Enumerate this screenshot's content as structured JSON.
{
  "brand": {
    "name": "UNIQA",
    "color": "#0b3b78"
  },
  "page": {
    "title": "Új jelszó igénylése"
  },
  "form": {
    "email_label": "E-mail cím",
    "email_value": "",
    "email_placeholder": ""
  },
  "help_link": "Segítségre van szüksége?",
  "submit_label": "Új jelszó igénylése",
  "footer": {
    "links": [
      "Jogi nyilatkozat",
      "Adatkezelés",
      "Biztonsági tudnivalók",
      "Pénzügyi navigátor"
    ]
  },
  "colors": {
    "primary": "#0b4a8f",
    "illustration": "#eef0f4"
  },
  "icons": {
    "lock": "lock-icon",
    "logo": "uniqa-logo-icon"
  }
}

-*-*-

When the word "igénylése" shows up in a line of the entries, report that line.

**RESPONSE TO THE EXERCISE**
    "title": "Új jelszó igénylése"
  "submit_label": "Új jelszó igénylése",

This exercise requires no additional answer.